The black diva remains a distant figure for the pop audience her
hits touch. With geniuses like Aretha Franklin and crossover queens
like Whitney Houston exceptional by definition, the norm is Patti
LaBelles, Chaka Khans, or Toni Braxton, whose spectacular voices
and skills the black audience reveres with an intensity that
baffles casual white fans. Keyed to Houston's starring role in the
film and showcasing all of the above-named, younger stars like TLC,
SWV, Mary J. Blige, and Brandy, and some excellent newcomers, the
Waiting To Exhale soundtrack (Arista) celebrates the past and
future of a rich sensibility. Premier writer-producer "Babyface"
Edmonds provides material that both suits and challenges the
personas he melds together. The result is a stronger and more
varied album than most of them could manage on their own, a chance
to luxuriate in a music too gorgeous to live without.
Jo Carol Pierce is a songwriting actress who would probably be called a performance artist if she lived in New York or L.A. But she's from Austin, so just call her a displaced country singer with patter. The thing is, the patter has been worked up into a full-fledged theatre piece, and for all the raconteuring wit of songs like You Bother Me and Does God Have Us by the Twat or What?, it's the patter that makes Bad Girls Upset by the Truth (Monkey Hill) such an inspiring exploration of what it might mean to serve Jesus by taking a new man to bed every week. Of course, if no bed is available, the back seat of your car will do just fine. Even her back yard if need be.
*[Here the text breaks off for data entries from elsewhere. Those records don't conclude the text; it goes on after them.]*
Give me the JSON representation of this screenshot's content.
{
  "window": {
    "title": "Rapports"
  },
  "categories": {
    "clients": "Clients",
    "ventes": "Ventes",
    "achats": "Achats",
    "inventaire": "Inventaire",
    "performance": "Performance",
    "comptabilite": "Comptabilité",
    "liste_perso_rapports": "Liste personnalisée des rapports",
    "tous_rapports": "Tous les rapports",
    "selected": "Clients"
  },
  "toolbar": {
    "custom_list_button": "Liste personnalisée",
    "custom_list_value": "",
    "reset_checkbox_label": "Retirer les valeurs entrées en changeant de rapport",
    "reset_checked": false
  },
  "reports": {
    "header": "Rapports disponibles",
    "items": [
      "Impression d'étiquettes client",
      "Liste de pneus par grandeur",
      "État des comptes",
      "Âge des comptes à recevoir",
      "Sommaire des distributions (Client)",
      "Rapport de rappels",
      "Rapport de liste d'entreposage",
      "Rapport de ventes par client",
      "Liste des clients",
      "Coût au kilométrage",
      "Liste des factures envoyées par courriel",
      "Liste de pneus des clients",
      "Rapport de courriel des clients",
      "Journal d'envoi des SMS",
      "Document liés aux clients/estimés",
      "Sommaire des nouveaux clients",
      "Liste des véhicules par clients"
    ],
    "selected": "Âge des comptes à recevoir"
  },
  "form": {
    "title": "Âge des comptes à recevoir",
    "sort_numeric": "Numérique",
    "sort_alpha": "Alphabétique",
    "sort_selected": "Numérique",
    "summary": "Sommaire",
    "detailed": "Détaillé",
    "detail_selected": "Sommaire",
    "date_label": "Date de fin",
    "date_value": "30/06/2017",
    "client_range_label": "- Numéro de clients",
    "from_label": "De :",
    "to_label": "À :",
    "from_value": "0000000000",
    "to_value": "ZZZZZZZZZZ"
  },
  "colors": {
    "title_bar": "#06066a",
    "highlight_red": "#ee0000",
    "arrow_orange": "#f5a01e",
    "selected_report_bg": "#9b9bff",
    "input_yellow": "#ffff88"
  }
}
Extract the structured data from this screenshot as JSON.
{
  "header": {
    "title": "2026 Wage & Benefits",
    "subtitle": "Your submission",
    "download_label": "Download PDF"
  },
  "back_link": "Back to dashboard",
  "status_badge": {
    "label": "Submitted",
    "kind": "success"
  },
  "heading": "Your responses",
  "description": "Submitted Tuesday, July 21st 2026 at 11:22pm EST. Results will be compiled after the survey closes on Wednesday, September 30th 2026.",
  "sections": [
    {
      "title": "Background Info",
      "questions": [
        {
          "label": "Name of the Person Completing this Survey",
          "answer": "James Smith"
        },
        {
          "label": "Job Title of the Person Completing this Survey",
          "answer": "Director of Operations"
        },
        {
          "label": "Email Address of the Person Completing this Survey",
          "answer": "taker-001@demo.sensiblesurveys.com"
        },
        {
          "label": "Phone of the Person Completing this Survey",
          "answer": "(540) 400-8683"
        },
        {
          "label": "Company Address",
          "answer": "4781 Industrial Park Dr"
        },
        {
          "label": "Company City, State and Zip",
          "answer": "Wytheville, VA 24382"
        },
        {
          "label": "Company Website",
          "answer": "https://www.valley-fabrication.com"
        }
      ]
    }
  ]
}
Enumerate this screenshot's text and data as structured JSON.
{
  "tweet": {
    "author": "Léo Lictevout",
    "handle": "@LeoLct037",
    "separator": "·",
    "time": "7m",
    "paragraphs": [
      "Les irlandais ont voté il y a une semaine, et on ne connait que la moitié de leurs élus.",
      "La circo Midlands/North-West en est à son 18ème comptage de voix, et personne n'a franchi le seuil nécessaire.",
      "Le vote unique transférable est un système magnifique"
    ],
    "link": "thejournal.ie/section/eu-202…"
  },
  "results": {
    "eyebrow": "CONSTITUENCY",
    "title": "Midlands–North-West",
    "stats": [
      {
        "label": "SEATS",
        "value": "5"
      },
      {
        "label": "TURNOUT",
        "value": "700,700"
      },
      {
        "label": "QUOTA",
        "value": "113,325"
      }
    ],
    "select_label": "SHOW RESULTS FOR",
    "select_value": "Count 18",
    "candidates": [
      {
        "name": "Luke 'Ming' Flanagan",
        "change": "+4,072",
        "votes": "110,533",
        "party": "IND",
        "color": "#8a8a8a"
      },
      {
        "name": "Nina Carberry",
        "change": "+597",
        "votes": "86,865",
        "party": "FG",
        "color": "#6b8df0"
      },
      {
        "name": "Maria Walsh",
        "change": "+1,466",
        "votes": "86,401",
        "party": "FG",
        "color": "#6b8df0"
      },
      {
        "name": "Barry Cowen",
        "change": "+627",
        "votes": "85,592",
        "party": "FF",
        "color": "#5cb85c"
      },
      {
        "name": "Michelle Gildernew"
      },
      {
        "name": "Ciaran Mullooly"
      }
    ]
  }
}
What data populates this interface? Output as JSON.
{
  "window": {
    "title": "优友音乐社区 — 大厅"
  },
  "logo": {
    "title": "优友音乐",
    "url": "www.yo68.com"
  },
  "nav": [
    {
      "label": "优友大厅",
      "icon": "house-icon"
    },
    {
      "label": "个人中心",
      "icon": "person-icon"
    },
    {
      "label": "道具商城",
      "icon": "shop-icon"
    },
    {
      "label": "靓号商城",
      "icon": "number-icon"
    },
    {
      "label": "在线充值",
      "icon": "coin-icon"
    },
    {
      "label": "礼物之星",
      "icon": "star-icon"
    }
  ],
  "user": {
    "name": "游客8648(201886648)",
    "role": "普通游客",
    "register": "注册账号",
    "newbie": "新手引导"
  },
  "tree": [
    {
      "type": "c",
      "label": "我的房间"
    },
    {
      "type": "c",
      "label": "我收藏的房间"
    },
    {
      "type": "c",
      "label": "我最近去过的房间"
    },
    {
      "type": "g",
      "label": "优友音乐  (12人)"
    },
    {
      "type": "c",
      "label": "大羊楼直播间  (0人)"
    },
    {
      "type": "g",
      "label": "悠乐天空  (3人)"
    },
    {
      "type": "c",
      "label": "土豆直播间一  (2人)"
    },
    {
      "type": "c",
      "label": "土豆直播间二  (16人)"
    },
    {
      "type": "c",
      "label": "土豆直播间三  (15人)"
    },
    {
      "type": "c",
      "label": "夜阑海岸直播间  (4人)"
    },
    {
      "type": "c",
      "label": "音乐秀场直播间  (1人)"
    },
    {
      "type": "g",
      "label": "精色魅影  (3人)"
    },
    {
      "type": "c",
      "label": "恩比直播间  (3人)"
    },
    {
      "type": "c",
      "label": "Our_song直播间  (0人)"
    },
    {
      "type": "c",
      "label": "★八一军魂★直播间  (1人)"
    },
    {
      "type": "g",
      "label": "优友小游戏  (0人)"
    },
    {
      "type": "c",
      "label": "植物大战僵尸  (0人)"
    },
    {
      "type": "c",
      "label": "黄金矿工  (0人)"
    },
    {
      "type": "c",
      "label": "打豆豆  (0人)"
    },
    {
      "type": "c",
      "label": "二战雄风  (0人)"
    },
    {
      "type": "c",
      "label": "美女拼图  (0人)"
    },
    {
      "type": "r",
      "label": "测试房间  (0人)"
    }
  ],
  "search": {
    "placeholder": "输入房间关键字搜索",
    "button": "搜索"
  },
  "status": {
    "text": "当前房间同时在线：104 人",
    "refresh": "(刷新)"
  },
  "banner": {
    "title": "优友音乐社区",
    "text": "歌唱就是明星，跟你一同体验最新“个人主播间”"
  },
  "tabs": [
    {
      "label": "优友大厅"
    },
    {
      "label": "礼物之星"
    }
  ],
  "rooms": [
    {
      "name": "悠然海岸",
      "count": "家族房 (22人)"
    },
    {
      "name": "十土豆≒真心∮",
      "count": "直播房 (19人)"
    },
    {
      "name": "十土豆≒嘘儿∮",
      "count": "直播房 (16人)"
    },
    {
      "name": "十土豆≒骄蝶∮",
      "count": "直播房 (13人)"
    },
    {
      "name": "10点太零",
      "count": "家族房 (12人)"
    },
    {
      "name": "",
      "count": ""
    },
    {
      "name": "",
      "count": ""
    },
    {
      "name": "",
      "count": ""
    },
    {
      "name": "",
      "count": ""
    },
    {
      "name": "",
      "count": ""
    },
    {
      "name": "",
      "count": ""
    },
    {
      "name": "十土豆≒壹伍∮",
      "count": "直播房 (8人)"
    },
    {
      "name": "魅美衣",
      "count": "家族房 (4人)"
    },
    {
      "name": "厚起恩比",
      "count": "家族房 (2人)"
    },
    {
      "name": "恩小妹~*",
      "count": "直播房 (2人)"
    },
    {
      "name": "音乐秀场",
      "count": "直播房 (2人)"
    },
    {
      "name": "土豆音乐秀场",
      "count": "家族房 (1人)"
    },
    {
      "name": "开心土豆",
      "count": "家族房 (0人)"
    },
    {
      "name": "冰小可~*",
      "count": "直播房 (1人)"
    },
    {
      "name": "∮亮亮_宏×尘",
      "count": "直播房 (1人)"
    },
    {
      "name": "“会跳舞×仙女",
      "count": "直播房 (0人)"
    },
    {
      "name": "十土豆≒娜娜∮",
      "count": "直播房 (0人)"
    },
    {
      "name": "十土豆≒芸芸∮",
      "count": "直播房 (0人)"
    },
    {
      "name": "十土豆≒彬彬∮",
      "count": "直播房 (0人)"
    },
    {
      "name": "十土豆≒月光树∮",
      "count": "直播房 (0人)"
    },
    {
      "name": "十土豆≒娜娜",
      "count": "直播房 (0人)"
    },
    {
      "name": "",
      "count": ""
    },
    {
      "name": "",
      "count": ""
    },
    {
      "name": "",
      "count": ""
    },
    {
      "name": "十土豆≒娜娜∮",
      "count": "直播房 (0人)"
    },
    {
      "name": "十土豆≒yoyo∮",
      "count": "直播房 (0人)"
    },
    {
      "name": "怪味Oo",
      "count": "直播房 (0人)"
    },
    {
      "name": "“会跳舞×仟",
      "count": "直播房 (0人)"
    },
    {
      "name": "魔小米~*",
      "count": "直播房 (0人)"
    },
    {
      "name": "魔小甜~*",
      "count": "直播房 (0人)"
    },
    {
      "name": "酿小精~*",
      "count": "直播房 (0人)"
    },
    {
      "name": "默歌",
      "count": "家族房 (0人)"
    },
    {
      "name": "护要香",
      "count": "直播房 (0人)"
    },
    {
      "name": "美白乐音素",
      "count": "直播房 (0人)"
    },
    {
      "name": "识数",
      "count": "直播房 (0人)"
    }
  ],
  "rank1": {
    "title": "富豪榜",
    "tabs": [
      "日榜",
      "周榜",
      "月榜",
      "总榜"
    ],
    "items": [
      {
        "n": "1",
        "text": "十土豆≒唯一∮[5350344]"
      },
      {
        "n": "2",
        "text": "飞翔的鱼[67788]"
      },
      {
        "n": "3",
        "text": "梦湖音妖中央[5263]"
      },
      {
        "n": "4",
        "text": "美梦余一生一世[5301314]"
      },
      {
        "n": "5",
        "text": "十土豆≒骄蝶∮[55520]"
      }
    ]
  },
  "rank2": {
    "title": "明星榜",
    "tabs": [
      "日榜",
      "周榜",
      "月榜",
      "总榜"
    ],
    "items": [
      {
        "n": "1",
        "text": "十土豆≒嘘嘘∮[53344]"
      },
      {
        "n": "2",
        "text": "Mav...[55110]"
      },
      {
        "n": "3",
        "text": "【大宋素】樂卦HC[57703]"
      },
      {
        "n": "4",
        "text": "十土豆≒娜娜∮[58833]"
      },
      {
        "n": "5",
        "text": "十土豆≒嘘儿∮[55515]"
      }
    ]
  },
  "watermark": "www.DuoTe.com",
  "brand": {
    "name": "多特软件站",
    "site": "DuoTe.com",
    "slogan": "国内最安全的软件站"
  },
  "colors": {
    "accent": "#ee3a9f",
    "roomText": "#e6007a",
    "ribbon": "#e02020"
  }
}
Hey, folks--Rock & Roll Hall of Famer Al Green just released his first purely secular album in over 15 years: Your Heart's in Good Hands (MCA). In case you have doubts, it's worthy of him. And not only that, an augmented Greatest Hits (The Right Stuff/Hi) is finally CD-available. Need I say more? I hope not.
Playboy, Jan. 1996